- Problem to work on: For this exercise, write out exactly the lines of the material from the one containing "Serialize everything readable" through the end, both ends included, and nothing more.

═══ Material provided ═══

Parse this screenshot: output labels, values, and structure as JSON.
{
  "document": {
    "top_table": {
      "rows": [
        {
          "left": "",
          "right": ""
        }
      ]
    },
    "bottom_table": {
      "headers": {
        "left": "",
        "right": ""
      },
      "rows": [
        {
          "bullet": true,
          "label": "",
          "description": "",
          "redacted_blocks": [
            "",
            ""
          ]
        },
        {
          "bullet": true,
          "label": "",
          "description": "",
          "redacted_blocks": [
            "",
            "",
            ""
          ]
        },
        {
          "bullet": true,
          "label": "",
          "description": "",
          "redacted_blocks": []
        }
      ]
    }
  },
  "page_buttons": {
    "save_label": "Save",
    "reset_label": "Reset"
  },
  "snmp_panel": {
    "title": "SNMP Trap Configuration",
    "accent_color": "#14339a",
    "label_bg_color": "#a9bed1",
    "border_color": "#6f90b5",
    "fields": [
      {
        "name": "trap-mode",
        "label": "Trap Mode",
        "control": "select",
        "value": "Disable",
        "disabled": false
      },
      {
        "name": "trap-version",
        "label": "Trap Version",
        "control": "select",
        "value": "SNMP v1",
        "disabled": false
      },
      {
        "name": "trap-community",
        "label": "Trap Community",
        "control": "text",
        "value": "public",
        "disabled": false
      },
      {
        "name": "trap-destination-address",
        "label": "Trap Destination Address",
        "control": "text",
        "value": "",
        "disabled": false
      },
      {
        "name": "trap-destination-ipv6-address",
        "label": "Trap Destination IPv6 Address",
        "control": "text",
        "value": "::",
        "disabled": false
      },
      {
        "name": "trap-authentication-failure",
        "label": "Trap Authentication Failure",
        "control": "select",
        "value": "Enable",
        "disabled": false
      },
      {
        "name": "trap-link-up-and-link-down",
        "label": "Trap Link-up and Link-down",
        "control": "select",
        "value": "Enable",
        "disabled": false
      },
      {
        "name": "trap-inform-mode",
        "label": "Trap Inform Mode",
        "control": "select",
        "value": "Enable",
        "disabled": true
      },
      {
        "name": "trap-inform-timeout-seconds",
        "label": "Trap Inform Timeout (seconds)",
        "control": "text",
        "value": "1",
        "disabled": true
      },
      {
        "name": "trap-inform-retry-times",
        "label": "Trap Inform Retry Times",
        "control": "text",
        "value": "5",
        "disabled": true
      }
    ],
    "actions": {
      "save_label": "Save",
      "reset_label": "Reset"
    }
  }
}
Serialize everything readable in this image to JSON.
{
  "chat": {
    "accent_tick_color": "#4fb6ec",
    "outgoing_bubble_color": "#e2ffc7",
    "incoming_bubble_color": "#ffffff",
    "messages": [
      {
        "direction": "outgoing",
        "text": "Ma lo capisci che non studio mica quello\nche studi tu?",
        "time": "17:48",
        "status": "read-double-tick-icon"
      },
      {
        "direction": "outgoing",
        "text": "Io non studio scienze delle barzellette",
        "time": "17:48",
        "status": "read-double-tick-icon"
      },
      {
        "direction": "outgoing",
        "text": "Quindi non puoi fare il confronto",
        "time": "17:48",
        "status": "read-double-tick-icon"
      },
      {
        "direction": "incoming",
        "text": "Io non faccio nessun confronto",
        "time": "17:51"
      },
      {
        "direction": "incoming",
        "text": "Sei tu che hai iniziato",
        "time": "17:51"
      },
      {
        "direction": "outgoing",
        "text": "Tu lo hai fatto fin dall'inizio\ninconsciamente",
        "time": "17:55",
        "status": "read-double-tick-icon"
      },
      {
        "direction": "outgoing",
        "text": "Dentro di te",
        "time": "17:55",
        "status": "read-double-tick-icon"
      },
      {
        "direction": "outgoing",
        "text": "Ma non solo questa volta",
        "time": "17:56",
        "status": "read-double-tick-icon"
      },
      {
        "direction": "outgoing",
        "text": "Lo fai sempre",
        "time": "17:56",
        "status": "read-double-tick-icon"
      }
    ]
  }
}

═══

- Output below:
Serialize everything readable in this image to JSON.
{
  "chat": {
    "accent_tick_color": "#4fb6ec",
    "outgoing_bubble_color": "#e2ffc7",
    "incoming_bubble_color": "#ffffff",
    "messages": [
      {
        "direction": "outgoing",
        "text": "Ma lo capisci che non studio mica quello\nche studi tu?",
        "time": "17:48",
        "status": "read-double-tick-icon"
      },
      {
        "direction": "outgoing",
        "text": "Io non studio scienze delle barzellette",
        "time": "17:48",
        "status": "read-double-tick-icon"
      },
      {
        "direction": "outgoing",
        "text": "Quindi non puoi fare il confronto",
        "time": "17:48",
        "status": "read-double-tick-icon"
      },
      {
        "direction": "incoming",
        "text": "Io non faccio nessun confronto",
        "time": "17:51"
      },
      {
        "direction": "incoming",
        "text": "Sei tu che hai iniziato",
        "time": "17:51"
      },
      {
        "direction": "outgoing",
        "text": "Tu lo hai fatto fin dall'inizio\ninconsciamente",
        "time": "17:55",
        "status": "read-double-tick-icon"
      },
      {
        "direction": "outgoing",
        "text": "Dentro di te",
        "time": "17:55",
        "status": "read-double-tick-icon"
      },
      {
        "direction": "outgoing",
        "text": "Ma non solo questa volta",
        "time": "17:56",
        "status": "read-double-tick-icon"
      },
      {
        "direction": "outgoing",
        "text": "Lo fai sempre",
        "time": "17:56",
        "status": "read-double-tick-icon"
      }
    ]
  }
}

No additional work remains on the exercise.